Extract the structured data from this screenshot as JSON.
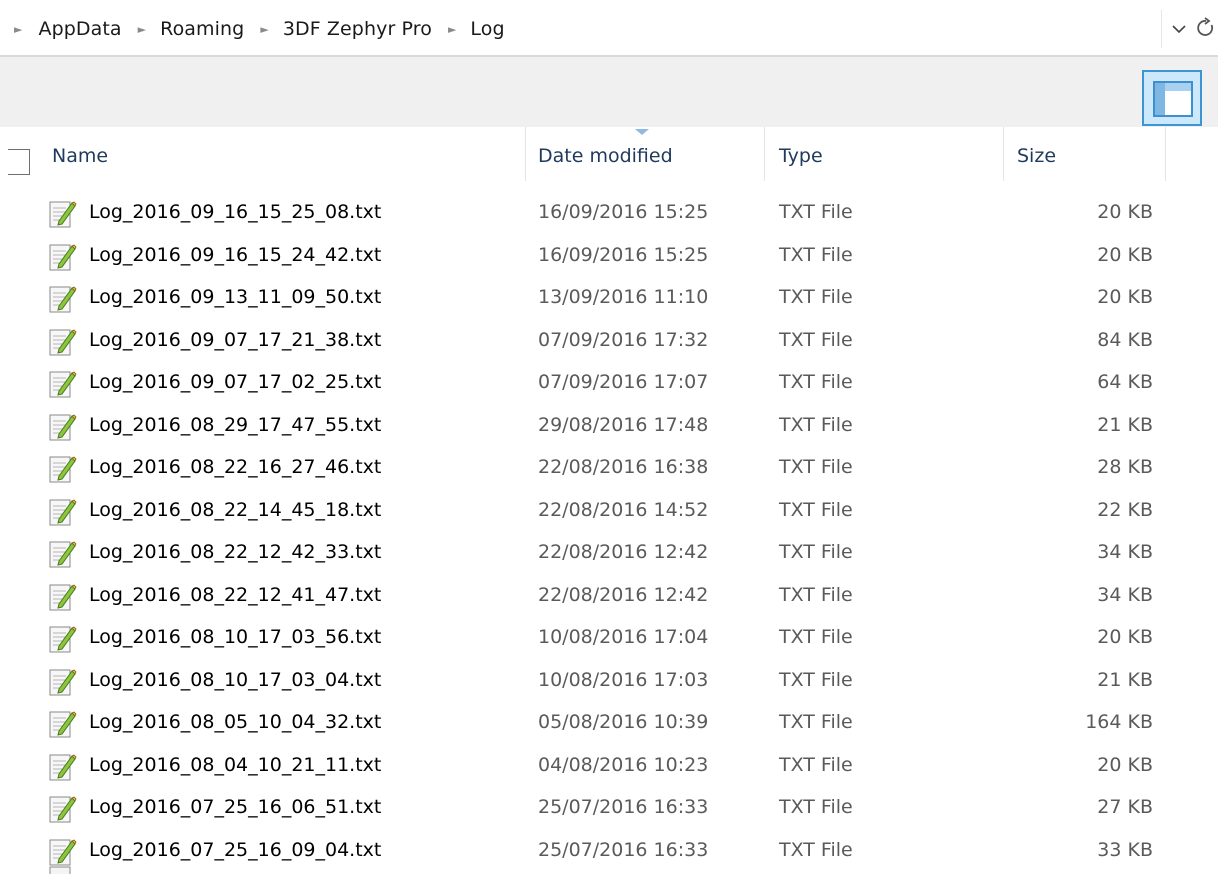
{
  "breadcrumb": {
    "items": [
      "AppData",
      "Roaming",
      "3DF Zephyr Pro",
      "Log"
    ]
  },
  "address_bar": {
    "dropdown_icon": "chevron-down-icon",
    "refresh_icon": "refresh-icon"
  },
  "toolbar": {
    "preview_pane_icon": "preview-pane-icon"
  },
  "columns": {
    "name": "Name",
    "date_modified": "Date modified",
    "type": "Type",
    "size": "Size",
    "sorted_by": "Date modified"
  },
  "files": [
    {
      "name": "Log_2016_09_16_15_25_08.txt",
      "date": "16/09/2016 15:25",
      "type": "TXT File",
      "size": "20 KB"
    },
    {
      "name": "Log_2016_09_16_15_24_42.txt",
      "date": "16/09/2016 15:25",
      "type": "TXT File",
      "size": "20 KB"
    },
    {
      "name": "Log_2016_09_13_11_09_50.txt",
      "date": "13/09/2016 11:10",
      "type": "TXT File",
      "size": "20 KB"
    },
    {
      "name": "Log_2016_09_07_17_21_38.txt",
      "date": "07/09/2016 17:32",
      "type": "TXT File",
      "size": "84 KB"
    },
    {
      "name": "Log_2016_09_07_17_02_25.txt",
      "date": "07/09/2016 17:07",
      "type": "TXT File",
      "size": "64 KB"
    },
    {
      "name": "Log_2016_08_29_17_47_55.txt",
      "date": "29/08/2016 17:48",
      "type": "TXT File",
      "size": "21 KB"
    },
    {
      "name": "Log_2016_08_22_16_27_46.txt",
      "date": "22/08/2016 16:38",
      "type": "TXT File",
      "size": "28 KB"
    },
    {
      "name": "Log_2016_08_22_14_45_18.txt",
      "date": "22/08/2016 14:52",
      "type": "TXT File",
      "size": "22 KB"
    },
    {
      "name": "Log_2016_08_22_12_42_33.txt",
      "date": "22/08/2016 12:42",
      "type": "TXT File",
      "size": "34 KB"
    },
    {
      "name": "Log_2016_08_22_12_41_47.txt",
      "date": "22/08/2016 12:42",
      "type": "TXT File",
      "size": "34 KB"
    },
    {
      "name": "Log_2016_08_10_17_03_56.txt",
      "date": "10/08/2016 17:04",
      "type": "TXT File",
      "size": "20 KB"
    },
    {
      "name": "Log_2016_08_10_17_03_04.txt",
      "date": "10/08/2016 17:03",
      "type": "TXT File",
      "size": "21 KB"
    },
    {
      "name": "Log_2016_08_05_10_04_32.txt",
      "date": "05/08/2016 10:39",
      "type": "TXT File",
      "size": "164 KB"
    },
    {
      "name": "Log_2016_08_04_10_21_11.txt",
      "date": "04/08/2016 10:23",
      "type": "TXT File",
      "size": "20 KB"
    },
    {
      "name": "Log_2016_07_25_16_06_51.txt",
      "date": "25/07/2016 16:33",
      "type": "TXT File",
      "size": "27 KB"
    },
    {
      "name": "Log_2016_07_25_16_09_04.txt",
      "date": "25/07/2016 16:33",
      "type": "TXT File",
      "size": "33 KB"
    }
  ],
  "icons": {
    "file": "text-file-icon"
  }
}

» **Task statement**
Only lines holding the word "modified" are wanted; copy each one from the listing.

» **Finished task**
    "date_modified": "Date modified",
    "sorted_by": "Date modified"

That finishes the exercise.